From 2021 to 2022, the VESA working group reviewed and formulated the transmission requirements for AdaptiveSync. The group also included the regulations in the DP2.1 specification to make the requirements more comprehensive as opposed to the white paper prepared by AMD. In April and May this year (2022), VESA officially launched the VESA AdaptiveSync Compliance Program intended for DisplayPort displays. Only products that pass all compliance tests can qualify for the VESA AdaptiveSync Logo (the figure suggesting the maximum refresh rate of the display) and VESA MediaSync Logo.

Case Study

In real tests, only 50% of the displays can be certified in accordance with the new standards. The core test item that led to the 50% pass rate is the “flicker test.”  The author is in favor of the test item because flicker level would be put to the test. In case of severe monitor flickering, it will harm users’ eyes. Flicker test filters panels of poor quality, protecting users’ eyes indirectly. In fact, HDMI, which everyone is familiar with, is also embedded with similar technology (variable refresh rate), but a flicker test is not performed on the panel of HDMI. Thus, the author prefers using a VESA Certified AdaptiveSync Display.

This time, the case example we are sharing is a flicker test. Some flicker tests use static refresh rates, while others use varying refresh rates. 90% of displays can pass the static refresh rate testing, but only 50% of displays can pass the varying refresh rate testing. Since it is a varying test, the refresh rate is dynamic. There are four kinds of tests for flicker with dynamically variable refresh rates, but the one in question is a square-wave pattern that is blamed for the worst-case scenario. In this pattern, an output display will go through an abrupt switch from the maximum refresh rate, and then back to the minimum refresh rate. The waveform is shown as follows (48-165Hz) and appears to be a continuous “square” pattern.

The luminance level presented in the below figure reflects the angle, so a waveform in the square-wave pattern can also be observed.

With a relatively poor panel, visible screen flicker occurs immediately when there is a square pattern. Almost all the existing solutions require panel replacement, and firmware calibration alone is not feasible.

For each flicker test, the sensor should be placed at the screen’s center with the measurement of smaller than -50dB. The product cannot pass the test if the value is greater than -50dB. Noticeably, it should not be necessary for a value of smaller than -60dB at the screen’s center to be tested again at four additional locations by placing the sensor probe halfway between the screen’s center and each corner. For a value between -50dB and -60dB, more tests at the four additional locations are mandated, with a measurement value of no greater than -50dB, or the test will be considered as fail.

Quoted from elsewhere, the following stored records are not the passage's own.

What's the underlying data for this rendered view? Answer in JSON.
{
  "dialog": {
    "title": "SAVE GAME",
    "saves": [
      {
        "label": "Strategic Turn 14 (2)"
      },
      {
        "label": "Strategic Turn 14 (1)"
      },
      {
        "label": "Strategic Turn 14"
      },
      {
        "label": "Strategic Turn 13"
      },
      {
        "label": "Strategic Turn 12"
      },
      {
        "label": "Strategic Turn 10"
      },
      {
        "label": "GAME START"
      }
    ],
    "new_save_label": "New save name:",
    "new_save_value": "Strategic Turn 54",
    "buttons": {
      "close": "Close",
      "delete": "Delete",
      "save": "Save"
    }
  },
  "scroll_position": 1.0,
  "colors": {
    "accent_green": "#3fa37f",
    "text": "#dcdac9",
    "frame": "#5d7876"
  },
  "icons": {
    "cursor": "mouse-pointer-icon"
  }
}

In the future, VESA aims to set more AdaptiveSync standards for not only DisplayPort Sink but also DisplayPort Source. More AdaptiveSync certification tests will be designed for DisplayPort Source to ensure that its output with any AdaptiveSync certified displays is in line with the DP2.1 regulations.

Allion Labs is the first VESA authorized test center (ATC) that carries out AdaptiveSync certification tests in the industry and offer customers the world-first VESA AdaptiveSync certified display products. In the meantime, Allion Labs is also the ATC for programs, such as VESA DisplayPort, ClearMR, and DisplayHDR, and provides certification testing services for other multimedia interfaces, namely HDMI and thunderbolt. Feel free to contact us for any inquiries: